Good Stuff

Geolocation Information
Chad had an excellent post recently regarding geolocation data; besides mobile devices, Windows systems can potentially contain two sources of geolocation information.  One is the WiFi MAC addresses that you can retrieve from the Registry...once you do, you can use tools like to plot the location of the WAP on a map.  Second, some users back up their smartphones to their desktop, using iTunes or the BlackBerry Desktop may be able to pull geolocation information from these backups, as well.  Check out the FOSS page for some tools that may help you extract that information.

Like most analysts, I like to see or hear what other analysts are seeing, and how they're addressing what they're seeing.

Ryan Washington's CyberJungle interview (episode 238) - Ryan was interviewed about his PFIC 2011 presentation about how forensicators can discover artifacts of anti-forensic attempts.  As with his presentation, Ryan discusses not just hiding from the user, but also how even seasoned pen testers leave tracks on systems, often when they try very hard to be stealthy.

I remember a discussion I had with members of the IBM ISS X-Force a while ago regarding an Excel exploit that allowed them access to a system.  I asked about artifacts, and was told that there were none.  I asked explicitly that if the exploit included sending a malicious Excel file and having the user open it, wouldn't the Excel spreadsheet be an "artifact"?  After all, many a forensicator has nailed down a phishing attack by locating the malicious PDF file in the email attachment archive.

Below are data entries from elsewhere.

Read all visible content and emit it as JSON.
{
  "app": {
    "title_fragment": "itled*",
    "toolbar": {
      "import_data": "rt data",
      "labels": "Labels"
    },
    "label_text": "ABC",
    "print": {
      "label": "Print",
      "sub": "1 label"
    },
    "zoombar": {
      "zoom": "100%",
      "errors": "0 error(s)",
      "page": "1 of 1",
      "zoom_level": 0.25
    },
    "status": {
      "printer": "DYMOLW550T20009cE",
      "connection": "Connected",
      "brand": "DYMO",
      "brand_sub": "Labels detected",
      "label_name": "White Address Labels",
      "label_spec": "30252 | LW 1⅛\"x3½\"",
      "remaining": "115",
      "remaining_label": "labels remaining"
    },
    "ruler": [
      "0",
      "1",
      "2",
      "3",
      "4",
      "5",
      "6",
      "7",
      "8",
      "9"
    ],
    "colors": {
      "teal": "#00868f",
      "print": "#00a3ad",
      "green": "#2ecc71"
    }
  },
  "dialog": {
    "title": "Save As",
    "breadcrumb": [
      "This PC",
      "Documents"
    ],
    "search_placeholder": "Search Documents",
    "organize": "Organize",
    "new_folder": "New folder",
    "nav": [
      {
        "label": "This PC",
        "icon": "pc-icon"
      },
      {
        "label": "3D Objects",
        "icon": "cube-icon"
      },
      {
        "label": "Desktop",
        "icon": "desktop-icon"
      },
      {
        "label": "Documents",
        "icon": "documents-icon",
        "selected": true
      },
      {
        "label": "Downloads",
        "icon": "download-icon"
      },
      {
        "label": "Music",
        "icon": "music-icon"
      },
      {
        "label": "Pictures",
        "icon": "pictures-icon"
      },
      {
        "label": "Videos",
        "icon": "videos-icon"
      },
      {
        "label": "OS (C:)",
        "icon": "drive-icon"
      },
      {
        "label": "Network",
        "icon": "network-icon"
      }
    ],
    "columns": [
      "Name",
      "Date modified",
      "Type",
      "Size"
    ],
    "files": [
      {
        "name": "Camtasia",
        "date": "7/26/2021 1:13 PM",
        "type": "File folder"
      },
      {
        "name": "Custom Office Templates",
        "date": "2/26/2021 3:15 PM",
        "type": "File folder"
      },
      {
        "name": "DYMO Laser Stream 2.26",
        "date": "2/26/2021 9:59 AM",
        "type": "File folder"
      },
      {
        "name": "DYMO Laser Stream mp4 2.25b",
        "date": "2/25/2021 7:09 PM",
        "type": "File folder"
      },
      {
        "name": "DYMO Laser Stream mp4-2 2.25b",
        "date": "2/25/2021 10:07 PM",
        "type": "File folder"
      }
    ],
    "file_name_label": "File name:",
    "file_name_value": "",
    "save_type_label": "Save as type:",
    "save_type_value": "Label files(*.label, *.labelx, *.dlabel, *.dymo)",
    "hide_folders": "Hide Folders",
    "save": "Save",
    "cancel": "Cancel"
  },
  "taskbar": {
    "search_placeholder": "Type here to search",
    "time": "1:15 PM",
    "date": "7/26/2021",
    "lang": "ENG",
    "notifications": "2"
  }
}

Interestingly, Ryan also mentions digital "pocket litter", which isn't something that many folks who try to hide their activities are really aware of...

Chris Pogue's Pauldotcom interview - episode 267, starts about 56:33 into the video; Chris talks about Sniper Forensics; what it means, where we are now, where we need to go, all with respect to DFIR.  Chris also references some of the same topics that Ryan discussed, and in some cases goes into much more technical detail (re: discussion of MFT attributes).  Chris talks about some of the things that he and his team have seen, including MBR infectors, and memory analysis.

Another cool thing about the interview is that you get to see Chris's office, and hear his cell phone ring tone!

1 comment:

Anonymous said...

I was just thinking today about the same thing Ryan Washington seems to be talking about.

The choice of evading one method of detection usually opens them up to another method of detection. Whether it's overlapping fragments to evade an IDS, packing malware to evade AV software, putting DLLs in the Windows/Fonts folder with a .fon file extension. Unlinking a process from the doubly linked list, etc.

It's like playing a game of Whack-A-Mole. As soon as they evade one form of detection, they have to deal with another. Their evasion is only effective until someone looks at the right data in the right way, at which point they stick out like a sore thumb.